|Merrell Moab 2 Mid WP||$135||Lightweight||2 lb. 4 oz.||Yes (M Select)||Leather / mesh|
|Keen Targhee III Mid||$150||Lightweight||2 lb. 2.8 oz.||Yes (Keen.Dry)||Nubuck leather / textile|
|Salomon X Ultra 4 Mid GTX||$165||Lightweight||1 lb. 14 oz.||Yes (Gore-Tex)||Leather / textile|
|Oboz Sawtooth II Mid||$155||Light/midweight||2 lb. 6 oz.||Yes (BDry)||Nubuck leather / mesh|
|Altra Lone Peak ALL-WTHR||$170||Lightweight||1 lb. 14 oz.||Yes (eVent)||Synthetic|
REI Co-op’s new Flash joins a crowded and competitive field of hiking boots built for day hiking and short overnights. Merrell’s Moab 2 Mid WP has similar intentions and is another popular offering in the budget category. Stacked up against the REI, the Moab is the classic choice with a more traditional look, secure fit, and excellent cushioning. On the flipside, the REI is the more modern offering and has a simpler and more streamlined build. Neither are high-performance models—both are best-suited for day hikers and shorter, on-trail backpacking trips—but given the pressure points at the ankles that I experienced with the Flash, the Moab strikes me as the superior design.
Next up is Keen’s Targhee III WP Mid, which—like the Moab—is a long-time favorite for day hiking and easy-to-moderate backpacking outings. Similar to the Merrell, the Keen has a fairly classic look and feel with a leather upper, sturdy toe cap, and roomy toe box. For $20 more than the Flash, the Targhee also sports better cushioning and a tougher construction thanks to the aforementioned leather build. Plus, we didn’t experience any major comfort-related issues with the Keen. That said, the Targhee is a bit expensive for a relatively uninspiring design, so we recommend price-focused shoppers stick to cheaper Moab above. On the flipside, those that want a light and nimble boot will be better off with the X Ultra below.
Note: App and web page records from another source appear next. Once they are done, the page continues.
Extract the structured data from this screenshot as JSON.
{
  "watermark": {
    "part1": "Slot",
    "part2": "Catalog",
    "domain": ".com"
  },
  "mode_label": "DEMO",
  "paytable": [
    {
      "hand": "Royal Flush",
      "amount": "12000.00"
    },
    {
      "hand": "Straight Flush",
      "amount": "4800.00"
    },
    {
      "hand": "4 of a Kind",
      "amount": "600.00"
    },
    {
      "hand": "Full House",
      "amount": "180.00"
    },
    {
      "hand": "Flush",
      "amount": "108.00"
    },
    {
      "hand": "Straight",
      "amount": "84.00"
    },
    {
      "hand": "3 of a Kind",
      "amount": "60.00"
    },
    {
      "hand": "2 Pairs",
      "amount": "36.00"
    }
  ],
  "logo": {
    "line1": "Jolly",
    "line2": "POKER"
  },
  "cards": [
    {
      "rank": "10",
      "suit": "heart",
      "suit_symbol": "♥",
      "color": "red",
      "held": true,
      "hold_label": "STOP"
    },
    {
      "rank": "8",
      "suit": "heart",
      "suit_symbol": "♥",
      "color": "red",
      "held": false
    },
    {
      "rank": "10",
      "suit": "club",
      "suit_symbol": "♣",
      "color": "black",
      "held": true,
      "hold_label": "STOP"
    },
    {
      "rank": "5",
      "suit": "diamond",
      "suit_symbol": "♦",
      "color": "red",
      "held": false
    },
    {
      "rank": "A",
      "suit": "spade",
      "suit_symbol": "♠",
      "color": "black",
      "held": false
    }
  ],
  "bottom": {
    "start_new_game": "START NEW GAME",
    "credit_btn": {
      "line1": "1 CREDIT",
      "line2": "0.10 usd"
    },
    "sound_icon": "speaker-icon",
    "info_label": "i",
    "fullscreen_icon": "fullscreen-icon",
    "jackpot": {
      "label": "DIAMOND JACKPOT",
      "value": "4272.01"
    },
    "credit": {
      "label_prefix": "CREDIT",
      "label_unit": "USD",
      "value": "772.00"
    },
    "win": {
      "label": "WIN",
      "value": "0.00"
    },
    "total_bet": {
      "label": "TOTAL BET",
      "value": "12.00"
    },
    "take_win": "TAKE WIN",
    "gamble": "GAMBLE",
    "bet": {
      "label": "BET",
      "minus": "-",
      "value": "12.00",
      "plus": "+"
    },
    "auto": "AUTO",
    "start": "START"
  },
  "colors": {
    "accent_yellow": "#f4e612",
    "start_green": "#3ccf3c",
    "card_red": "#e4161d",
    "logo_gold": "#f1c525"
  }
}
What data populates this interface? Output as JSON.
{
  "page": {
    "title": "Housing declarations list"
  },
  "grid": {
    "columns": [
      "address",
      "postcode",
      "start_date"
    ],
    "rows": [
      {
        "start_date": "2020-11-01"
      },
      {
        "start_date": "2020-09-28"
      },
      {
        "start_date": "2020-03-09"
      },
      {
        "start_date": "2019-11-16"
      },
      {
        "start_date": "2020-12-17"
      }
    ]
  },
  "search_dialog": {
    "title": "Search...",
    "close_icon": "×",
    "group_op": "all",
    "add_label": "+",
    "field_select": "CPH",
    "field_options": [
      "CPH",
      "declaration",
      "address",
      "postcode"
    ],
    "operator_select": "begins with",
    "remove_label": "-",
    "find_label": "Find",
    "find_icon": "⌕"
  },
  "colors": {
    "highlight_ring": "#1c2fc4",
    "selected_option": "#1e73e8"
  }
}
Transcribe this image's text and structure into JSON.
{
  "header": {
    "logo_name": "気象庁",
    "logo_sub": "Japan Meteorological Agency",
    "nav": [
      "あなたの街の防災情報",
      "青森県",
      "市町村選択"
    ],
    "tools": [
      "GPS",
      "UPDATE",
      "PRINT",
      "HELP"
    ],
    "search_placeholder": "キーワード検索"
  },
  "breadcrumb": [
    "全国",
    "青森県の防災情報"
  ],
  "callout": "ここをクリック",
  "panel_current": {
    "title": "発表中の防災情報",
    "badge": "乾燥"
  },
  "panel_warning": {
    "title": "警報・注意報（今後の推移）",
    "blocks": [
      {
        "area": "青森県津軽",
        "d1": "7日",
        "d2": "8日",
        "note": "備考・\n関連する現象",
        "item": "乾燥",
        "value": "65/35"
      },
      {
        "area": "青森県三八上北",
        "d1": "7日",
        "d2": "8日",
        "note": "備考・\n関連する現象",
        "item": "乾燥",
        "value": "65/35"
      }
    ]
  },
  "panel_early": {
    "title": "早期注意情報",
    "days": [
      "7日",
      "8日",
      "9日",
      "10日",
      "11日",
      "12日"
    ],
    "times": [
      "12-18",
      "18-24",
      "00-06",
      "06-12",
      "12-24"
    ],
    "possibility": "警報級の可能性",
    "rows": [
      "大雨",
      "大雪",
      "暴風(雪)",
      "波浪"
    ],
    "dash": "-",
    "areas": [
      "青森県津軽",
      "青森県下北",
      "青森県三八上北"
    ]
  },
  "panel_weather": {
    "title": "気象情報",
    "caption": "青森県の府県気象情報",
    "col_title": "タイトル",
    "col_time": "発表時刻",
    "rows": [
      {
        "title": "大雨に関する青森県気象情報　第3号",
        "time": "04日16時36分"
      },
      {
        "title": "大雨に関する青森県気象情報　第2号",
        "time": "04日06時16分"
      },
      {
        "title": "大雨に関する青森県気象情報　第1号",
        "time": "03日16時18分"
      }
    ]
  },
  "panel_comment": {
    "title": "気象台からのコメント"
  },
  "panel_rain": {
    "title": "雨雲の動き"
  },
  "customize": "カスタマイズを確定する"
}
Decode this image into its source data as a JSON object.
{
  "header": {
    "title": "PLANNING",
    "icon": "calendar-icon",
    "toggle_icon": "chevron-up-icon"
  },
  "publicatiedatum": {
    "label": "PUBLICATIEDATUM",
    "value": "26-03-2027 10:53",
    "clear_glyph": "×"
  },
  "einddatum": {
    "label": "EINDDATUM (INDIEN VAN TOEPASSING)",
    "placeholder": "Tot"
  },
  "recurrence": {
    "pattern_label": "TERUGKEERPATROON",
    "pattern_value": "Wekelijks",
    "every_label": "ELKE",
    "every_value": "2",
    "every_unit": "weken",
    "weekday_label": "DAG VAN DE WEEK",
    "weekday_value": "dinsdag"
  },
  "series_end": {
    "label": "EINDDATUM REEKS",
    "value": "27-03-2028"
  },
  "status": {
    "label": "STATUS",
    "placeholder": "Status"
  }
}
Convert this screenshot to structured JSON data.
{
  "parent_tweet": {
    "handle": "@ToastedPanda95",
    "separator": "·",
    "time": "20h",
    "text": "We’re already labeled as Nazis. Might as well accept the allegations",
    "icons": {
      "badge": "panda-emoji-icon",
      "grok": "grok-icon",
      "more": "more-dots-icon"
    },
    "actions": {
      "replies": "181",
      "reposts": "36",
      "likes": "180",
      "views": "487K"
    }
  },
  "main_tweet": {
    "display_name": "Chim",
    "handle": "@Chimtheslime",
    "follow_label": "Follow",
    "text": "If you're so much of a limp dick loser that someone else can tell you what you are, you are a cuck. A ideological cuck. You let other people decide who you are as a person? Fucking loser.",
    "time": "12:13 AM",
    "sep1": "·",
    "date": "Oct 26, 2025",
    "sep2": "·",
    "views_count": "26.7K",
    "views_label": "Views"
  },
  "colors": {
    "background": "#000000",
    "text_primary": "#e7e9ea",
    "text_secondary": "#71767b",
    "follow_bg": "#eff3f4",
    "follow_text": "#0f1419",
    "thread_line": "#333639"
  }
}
Our comparison wouldn’t be complete without including Salomon’s X Ultra 4 Mid GTX, which is one of the most capable all-around hiking boots under $200. In short, it beats the Flash in most ways except price. As I mentioned above, it’s a nimbler design that undercuts the Flash in weight at 1 pound 14 ounces, and it also offers notably better on-trail comfort, protection, stability and support, and grip across a wide variety of surfaces (including rougher and softer terrain, where the Flash struggled). If you can afford the added $35 investment, we think the Salomon is far and away the more adept and well-rounded pick.
Oboz is known for their comfort-first footwear, and their Sawtooth II Mid WP remains a popular pick for many backpackers. The Sawtooth is pricier and heavier than the Flash at $155 and 2 pounds 6 ounces respectively, but you get a more hardwearing nubuck leather upper, and the O Fit insoles are exceptionally comfortable with great arch support and nice squish. Fit is another highlight: in testing, we found that the Sawtooth fit like a glove with no areas of looseness, a snug heel, and a secure feel overall. However, despite its relatively average weight, the Sawtooth felt noticeably heavy and clunky on the trail, and the heavily cushioned midsole led to a less confidence-inspiring and connected ride than you get with the Flash. In the end, a final decision will likely come down to preferences on comfort and fit (the Oboz wins out) versus price, stability, and looks (the REI gets the edge).
A final alternative to consider is Altra’s over-the-ankle version of their popular trail runner: the Lone Peak ALL-WTHR Mid. Right off the bat, we’ll note that the Lone Peak is a strikingly different design than the Flash, both in intentions and personality. While the Flash is a viable option for day hiking and light backpacking, the Altra is essentially a reinforced trail running shoe purpose-built for the fast-and-light crowd: it’s lighter at 1 pound 14 ounces, much nimbler and more responsive than the REI, and makes some compromises in protection and support. If your main objective is covering ground quickly, those tradeoffs—plus the $40 jump in price—may be worth it. Otherwise, the Flash has wider appeal.
Editor’s note: We usually provide a live price comparison table below our outdoor gear reviews, but the Flash is sold exclusively by REI Co-op. You can see the Flash hiking boot page here and support us in the process. Thanks!